## Work order
Lines with the word "icon": copy all of them from the entries below.

*** Opening Input ***

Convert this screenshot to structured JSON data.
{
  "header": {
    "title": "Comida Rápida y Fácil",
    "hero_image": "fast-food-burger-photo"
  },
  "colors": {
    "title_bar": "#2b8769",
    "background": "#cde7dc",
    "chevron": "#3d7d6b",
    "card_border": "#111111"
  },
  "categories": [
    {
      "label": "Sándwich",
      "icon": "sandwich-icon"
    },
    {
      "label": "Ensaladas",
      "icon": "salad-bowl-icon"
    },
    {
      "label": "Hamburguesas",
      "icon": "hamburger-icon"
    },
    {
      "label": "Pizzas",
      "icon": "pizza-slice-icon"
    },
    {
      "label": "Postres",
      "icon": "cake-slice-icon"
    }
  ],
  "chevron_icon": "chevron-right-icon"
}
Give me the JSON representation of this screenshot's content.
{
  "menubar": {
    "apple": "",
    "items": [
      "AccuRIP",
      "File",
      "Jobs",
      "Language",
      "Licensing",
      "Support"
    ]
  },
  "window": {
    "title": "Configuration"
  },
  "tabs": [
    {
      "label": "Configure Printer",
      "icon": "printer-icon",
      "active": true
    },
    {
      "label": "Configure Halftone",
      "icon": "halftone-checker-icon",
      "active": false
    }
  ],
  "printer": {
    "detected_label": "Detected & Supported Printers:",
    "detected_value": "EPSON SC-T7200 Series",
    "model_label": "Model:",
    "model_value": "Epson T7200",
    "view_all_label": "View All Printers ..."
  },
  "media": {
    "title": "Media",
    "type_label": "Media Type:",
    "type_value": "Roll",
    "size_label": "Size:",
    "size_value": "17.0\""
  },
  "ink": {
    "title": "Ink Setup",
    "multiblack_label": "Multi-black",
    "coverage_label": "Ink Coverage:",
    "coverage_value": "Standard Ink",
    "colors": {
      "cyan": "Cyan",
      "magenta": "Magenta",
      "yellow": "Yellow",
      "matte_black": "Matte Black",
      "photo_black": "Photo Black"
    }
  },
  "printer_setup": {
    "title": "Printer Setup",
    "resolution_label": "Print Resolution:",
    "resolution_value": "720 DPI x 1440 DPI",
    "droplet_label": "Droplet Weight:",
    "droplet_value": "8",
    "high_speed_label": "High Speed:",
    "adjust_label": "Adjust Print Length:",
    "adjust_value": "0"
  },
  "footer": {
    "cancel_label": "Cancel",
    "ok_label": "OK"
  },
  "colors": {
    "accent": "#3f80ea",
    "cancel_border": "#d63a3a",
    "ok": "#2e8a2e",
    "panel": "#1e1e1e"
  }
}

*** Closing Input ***

## Written response
      "icon": "sandwich-icon"
      "icon": "salad-bowl-icon"
      "icon": "hamburger-icon"
      "icon": "pizza-slice-icon"
      "icon": "cake-slice-icon"
  "chevron_icon": "chevron-right-icon"
      "icon": "printer-icon",
      "icon": "halftone-checker-icon",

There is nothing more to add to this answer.